It remains to be seen how the United States government will react to an overwhelming call for its to end its role as head of the internet. It will hold a public meeting in Washington on 26 July where the comments will be discussed. ®

For a more detailed rundown of the comments go here.

Related links

The full list of comments
NTIA's notice of inquiry

The Essential Guide to IT Transformation

More from The Register

next story
iPad? More like iFAD: We reveal why Apple fell into IBM's arms
But never fear fanbois, you're still lapping up iPhones, Macs
Sonos AXES support for Apple's iOS4 and 5
Want to use your iThing? You can't - it's too old
Philip K Dick 'Nazi alternate reality' story to be made into TV series
Amazon Studios, Ridley Scott firm to produce The Man in the High Castle
You! Pirate! Stop pirating, or we shall admonish you politely. Repeatedly, if necessary
And we shall go about telling people you smell. No, not really
Too many IT conferences to cover?
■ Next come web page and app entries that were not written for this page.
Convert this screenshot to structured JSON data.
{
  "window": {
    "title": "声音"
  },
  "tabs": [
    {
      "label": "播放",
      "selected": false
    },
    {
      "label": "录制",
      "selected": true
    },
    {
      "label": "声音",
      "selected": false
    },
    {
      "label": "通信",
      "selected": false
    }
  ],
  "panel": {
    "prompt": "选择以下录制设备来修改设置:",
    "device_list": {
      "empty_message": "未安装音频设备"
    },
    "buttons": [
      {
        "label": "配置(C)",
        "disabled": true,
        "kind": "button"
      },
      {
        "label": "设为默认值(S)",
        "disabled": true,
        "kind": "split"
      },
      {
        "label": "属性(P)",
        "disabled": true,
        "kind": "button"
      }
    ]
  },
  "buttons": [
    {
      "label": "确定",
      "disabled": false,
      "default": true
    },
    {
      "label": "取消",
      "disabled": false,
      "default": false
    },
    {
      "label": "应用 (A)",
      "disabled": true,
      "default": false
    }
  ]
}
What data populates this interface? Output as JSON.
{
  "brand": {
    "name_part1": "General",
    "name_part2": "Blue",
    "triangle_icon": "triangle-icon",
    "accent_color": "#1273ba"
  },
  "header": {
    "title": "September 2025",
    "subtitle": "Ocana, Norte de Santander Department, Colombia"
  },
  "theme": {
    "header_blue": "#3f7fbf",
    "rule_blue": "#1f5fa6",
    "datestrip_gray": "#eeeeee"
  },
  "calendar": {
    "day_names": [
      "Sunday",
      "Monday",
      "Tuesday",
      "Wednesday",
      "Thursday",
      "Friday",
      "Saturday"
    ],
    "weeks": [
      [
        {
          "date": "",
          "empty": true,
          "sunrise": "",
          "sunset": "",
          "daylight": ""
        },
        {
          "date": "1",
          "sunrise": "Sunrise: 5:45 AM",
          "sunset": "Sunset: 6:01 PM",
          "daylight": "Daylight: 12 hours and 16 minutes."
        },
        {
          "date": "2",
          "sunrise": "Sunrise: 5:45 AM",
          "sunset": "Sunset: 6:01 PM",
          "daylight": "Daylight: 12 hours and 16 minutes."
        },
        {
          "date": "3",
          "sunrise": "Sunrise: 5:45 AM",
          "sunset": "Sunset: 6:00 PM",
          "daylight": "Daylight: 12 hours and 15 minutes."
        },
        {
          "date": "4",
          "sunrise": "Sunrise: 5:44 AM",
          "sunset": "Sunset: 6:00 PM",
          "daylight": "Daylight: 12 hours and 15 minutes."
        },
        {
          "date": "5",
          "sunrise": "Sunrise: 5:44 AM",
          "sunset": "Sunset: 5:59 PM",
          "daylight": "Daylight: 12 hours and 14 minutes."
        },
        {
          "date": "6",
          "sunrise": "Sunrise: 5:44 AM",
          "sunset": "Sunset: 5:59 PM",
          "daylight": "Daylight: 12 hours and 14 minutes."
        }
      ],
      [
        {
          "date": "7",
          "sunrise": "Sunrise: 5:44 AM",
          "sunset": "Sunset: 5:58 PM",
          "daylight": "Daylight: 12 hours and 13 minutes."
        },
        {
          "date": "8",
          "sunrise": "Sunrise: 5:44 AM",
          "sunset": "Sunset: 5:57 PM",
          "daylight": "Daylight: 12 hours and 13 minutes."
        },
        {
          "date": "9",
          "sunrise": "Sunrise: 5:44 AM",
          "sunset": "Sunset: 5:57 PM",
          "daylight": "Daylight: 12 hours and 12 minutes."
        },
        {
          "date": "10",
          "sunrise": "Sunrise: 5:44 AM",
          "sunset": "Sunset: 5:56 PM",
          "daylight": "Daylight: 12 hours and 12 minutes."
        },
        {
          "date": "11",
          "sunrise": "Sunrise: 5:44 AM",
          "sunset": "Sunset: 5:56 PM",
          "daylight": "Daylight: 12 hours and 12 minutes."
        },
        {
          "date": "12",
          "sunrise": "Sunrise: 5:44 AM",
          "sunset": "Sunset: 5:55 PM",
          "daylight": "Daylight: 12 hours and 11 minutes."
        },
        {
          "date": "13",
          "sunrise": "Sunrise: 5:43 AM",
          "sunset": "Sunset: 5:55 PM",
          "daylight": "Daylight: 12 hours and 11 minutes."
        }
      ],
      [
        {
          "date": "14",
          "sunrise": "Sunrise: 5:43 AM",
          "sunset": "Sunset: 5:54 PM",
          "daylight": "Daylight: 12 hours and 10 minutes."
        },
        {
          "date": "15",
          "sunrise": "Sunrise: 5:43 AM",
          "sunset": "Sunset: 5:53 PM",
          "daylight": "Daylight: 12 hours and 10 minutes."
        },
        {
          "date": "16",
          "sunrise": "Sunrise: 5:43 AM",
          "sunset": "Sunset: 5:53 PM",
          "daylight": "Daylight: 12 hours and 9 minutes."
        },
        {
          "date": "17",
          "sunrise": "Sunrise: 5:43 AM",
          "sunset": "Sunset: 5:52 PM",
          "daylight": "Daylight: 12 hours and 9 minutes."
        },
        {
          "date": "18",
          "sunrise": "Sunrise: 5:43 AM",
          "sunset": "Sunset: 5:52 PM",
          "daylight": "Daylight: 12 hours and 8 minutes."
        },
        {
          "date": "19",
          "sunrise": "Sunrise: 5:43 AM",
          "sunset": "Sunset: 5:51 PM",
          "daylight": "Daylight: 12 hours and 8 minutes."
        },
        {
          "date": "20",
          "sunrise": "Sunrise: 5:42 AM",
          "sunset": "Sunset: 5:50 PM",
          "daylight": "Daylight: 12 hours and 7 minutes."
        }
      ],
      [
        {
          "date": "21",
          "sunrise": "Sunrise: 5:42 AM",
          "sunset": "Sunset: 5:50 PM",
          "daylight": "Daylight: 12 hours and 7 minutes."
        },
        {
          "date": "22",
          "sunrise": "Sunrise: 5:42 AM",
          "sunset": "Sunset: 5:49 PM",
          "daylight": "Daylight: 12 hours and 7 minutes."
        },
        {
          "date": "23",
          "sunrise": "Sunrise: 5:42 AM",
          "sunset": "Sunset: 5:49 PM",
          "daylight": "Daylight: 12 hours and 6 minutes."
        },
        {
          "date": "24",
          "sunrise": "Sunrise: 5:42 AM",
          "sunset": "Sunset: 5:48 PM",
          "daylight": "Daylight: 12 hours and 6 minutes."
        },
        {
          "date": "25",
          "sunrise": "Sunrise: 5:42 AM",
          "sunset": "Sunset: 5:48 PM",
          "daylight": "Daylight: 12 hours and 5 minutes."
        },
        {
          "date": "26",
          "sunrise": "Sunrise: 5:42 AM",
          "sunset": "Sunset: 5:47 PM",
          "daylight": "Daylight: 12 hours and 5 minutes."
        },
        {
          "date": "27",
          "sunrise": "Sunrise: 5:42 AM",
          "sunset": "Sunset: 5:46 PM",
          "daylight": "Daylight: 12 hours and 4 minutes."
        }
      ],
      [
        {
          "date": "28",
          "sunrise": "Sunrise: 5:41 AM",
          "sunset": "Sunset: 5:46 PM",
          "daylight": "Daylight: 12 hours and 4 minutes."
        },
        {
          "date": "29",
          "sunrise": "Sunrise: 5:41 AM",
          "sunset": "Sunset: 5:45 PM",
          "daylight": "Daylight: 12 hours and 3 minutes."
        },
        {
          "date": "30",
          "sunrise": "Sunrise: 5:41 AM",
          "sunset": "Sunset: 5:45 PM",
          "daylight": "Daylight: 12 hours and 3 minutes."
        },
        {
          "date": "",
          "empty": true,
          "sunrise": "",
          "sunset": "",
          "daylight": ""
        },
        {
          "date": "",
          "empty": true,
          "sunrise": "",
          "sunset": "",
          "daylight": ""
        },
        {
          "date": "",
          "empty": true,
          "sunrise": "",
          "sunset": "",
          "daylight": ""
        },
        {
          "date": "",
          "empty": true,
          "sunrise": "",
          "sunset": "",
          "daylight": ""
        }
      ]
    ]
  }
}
MICROSOFT to the RESCUE!
Yet more word of cuts emerges from Redmond
Joe Average isn't worth $10 a year to Mark Zuckerberg
The Social Network deflates the PC resurgence with mobile-only usage prediction
Chips are down at Broadcom: Thousands of workers laid off
Cellphone baseband device biz shuttered
Feel free to BONK on the TUBE, says Transport for London
Plus: Almost NOBODY uses pay-by-bonk on buses - Visa
Amazon says Hachette should lower ebook prices, pay authors more
Oh yeah ... and a 30% cut for Amazon to seal the deal
prev story

Whitepapers

Implementing global e-invoicing with guaranteed legal certainty
Explaining the role local tax compliance plays in successful supply chain management and e-business and how leading global brands are addressing this.
The Essential Guide to IT Transformation
ServiceNow discusses three IT transformations that can help CIO's automate IT services to transform IT and the enterprise.
Consolidation: The Foundation for IT Business Transformation
In this whitepaper learn how effective consolidation of IT and business resources can enable multiple, meaningful business benefits.
How modern custom applications can spur business growth
Learn how to create, deploy and manage custom applications without consuming or expanding the need for scarce, expensive IT resources.
Build a business case: developing custom apps
Learn how to maximize the value of custom applications by accelerating and simplifying their development.